TikTok is partnering with big-name publishers, including NBCU, Condé Nast, DotDash Meredith, BuzzFeed and others, in an effort to pull in more premium ad dollars. At this week's NewFronts, the video entertainment company announced a new premium ad product that would allow marketers, for the first time, to position their brand ads directly after TikTok's publisher and media partners' content in over a dozen categories, including lifestyle, sports, entertainment, education and more.

The ad slot, dubbed "Pulse Premiere," offers a sort of brand-safe space within TikTok's social video network, as they're guaranteed their ads will run immediately after what TikTok refers to as "suitable TikToks" from premium publishers.

The move could address potential concerns over ad placement amid user-generated content that, in years past, has caused disruptions to YouTube's ad revenue, as bands have had to freeze ads due to offensive and obscene material ranging from hate speech to child safety issues, and more.

With TikTok's new offering, marketers can be assured of their placement as the content will run only alongside trusted publishers. In addition to NBCU, Condé Nast, DotDash Meredith and BuzzFeed, the company is also partnering with Hearst Magazines, Major League Soccer, UFC, Vox Media and WWE on the new program.

In addition, marketers will be able to use TikTok's ad platform to tie their campaigns to tentpole events through Pulse Premiere, the company says. Meanwhile, for publishers, the new ad slots will help them generate increased revenue from their TikTok investments by way of a revenue-sharing agreement.

TikTok declined to share how much the new Pulse Premiere ad placements will cost, saying only that they are "premium ad placements." It also didn't detail the revenue share for participating publishers.

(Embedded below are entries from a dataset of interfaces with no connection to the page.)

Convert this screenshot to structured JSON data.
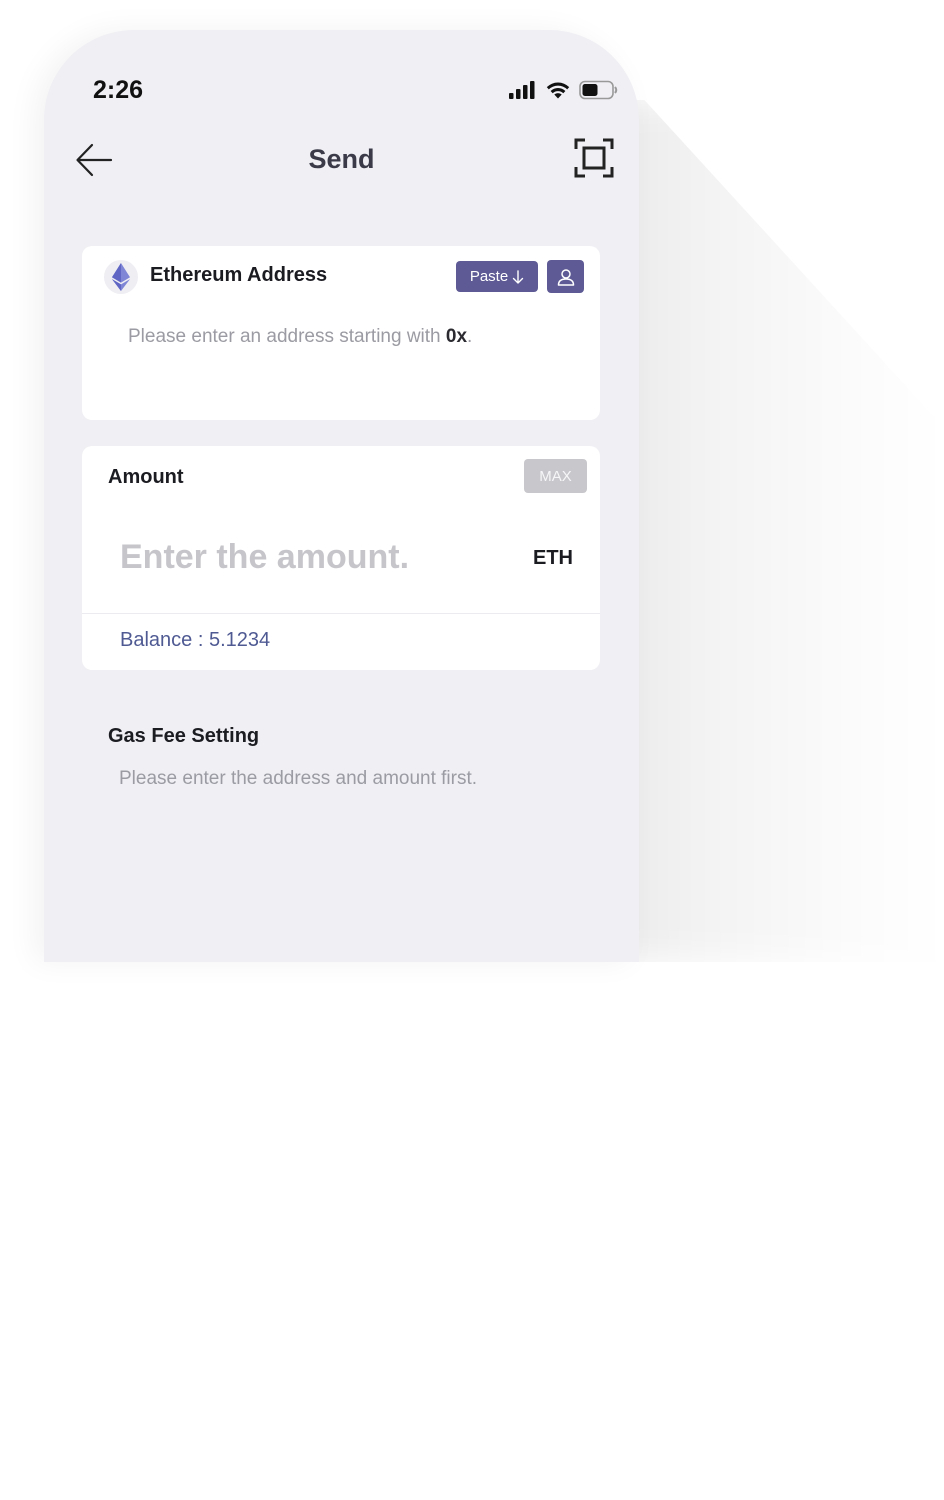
{
  "status_bar": {
    "time": "2:26",
    "icons": [
      "signal-icon",
      "wifi-icon",
      "battery-icon"
    ]
  },
  "header": {
    "title": "Send",
    "back_icon": "back-arrow-icon",
    "scan_icon": "scan-icon"
  },
  "address_card": {
    "label": "Ethereum Address",
    "coin_icon": "ethereum-icon",
    "paste_label": "Paste",
    "paste_icon": "arrow-down-icon",
    "contact_icon": "contact-icon",
    "placeholder_prefix": "Please enter an address starting with ",
    "placeholder_highlight": "0x",
    "placeholder_suffix": "."
  },
  "amount_card": {
    "label": "Amount",
    "max_label": "MAX",
    "placeholder": "Enter the amount.",
    "unit": "ETH",
    "balance": "Balance : 5.1234"
  },
  "gas_fee": {
    "title": "Gas Fee Setting",
    "note": "Please enter the address and amount first."
  },
  "colors": {
    "accent": "#5d5a95",
    "background": "#efeff4",
    "balance_text": "#4f5a93",
    "max_disabled": "#c8c8cc"
  }
}
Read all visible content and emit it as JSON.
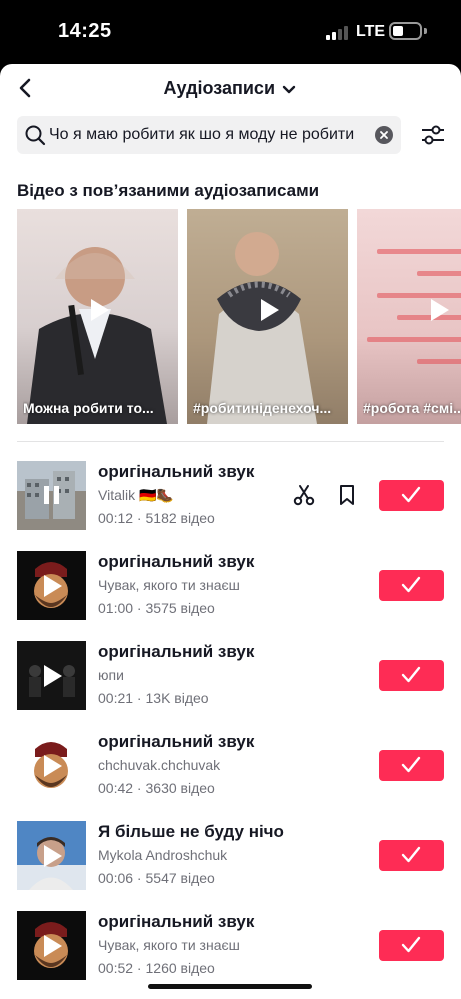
{
  "status_bar": {
    "time": "14:25",
    "network": "LTE"
  },
  "header": {
    "title": "Аудіозаписи"
  },
  "search": {
    "query": "Чо я маю робити як шо я моду не робити"
  },
  "related_videos": {
    "title": "Відео з пов’язаними аудіозаписами",
    "items": [
      {
        "caption": "Можна робити то..."
      },
      {
        "caption": "#робитиніденехоч..."
      },
      {
        "caption": "#робота #смі..."
      }
    ]
  },
  "sounds": [
    {
      "title": "оригінальний звук",
      "author": "Vitalik 🇩🇪🥾",
      "duration": "00:12",
      "videos": "5182 відео",
      "playing": true
    },
    {
      "title": "оригінальний звук",
      "author": "Чувак, якого ти знаєш",
      "duration": "01:00",
      "videos": "3575 відео",
      "playing": false
    },
    {
      "title": "оригінальний звук",
      "author": "юпи",
      "duration": "00:21",
      "videos": "13K відео",
      "playing": false
    },
    {
      "title": "оригінальний звук",
      "author": "chchuvak.chchuvak",
      "duration": "00:42",
      "videos": "3630 відео",
      "playing": false
    },
    {
      "title": "Я більше не буду нічо",
      "author": "Mykola Androshchuk",
      "duration": "00:06",
      "videos": "5547 відео",
      "playing": false
    },
    {
      "title": "оригінальний звук",
      "author": "Чувак, якого ти знаєш",
      "duration": "00:52",
      "videos": "1260 відео",
      "playing": false
    }
  ],
  "meta_sep": " · ",
  "colors": {
    "accent": "#fe2c55",
    "text_primary": "#161823",
    "text_secondary": "#6f7078"
  },
  "icons": {
    "back": "chevron-left-icon",
    "title_dropdown": "chevron-down-icon",
    "search": "search-icon",
    "clear": "clear-icon",
    "filter": "filter-sliders-icon",
    "cut": "scissors-icon",
    "bookmark": "bookmark-icon",
    "use": "checkmark-icon",
    "play": "play-icon",
    "pause": "pause-icon"
  }
}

"At Condé Nast the power of our brands allows us to create culture-defining content for 1B of the most engaged audiences across many relevant platforms," said Pam Drucker Mann, global chief revenue officer & president, U.S. Revenue & APAC at Condé Nast, in a statement. "TikTok has become one of our most valuable partners, providing us with a variety of tools to ensure that our brands are driving these conversations on their platform. Our advertisers know that culture is the new KPI, and the Pulse Premiere solution finally enables clients to match media buying with how consumers are consuming our brands, like Vogue, GQ and Vanity Fair, on TikTok," she added.

Pulse Premiere is built off TikTok's initial Pulse offering launched last year, which allowed marketers to place their ads next to the top 4% of content on the platform. The program was the first ad product to offer a revenue share with content creators, TikTok noted at the time. The company says its data indicates TikTok users are 2.6x more likely to interact with a Pulse ad versus a comparable ad on another video platform. It also notes that Pulse campaigns increased brand recall by +9.8%, on average, and awareness by +6.8%.

However, in follow-up reports by Fortune, Insider and others, creators reported extremely low earnings from Pulse -- seeing revenue not even exceeding $5, in some cases. Among those creators interviewed by Insider, the revenue per every 1,000 video view on Pulse, or RPM, was in the range of just $6 to $8. One likened it to nothing more than a small bonus for having a video go viral, but it's clear creators are not meant to rely on the ad rev share to fuel their businesses.

Instead, TikTok offers other monetization tools for creators like livestream gifting, subscriptions and a creator fund -- though the latter has also been charged with paying out low amounts. Today, many creators make money through brand ad deals and sponsored content, not through the platform's own tools for monetization.

The ad product will roll out to U.S. advertisers in the second half of the year with other markets to follow.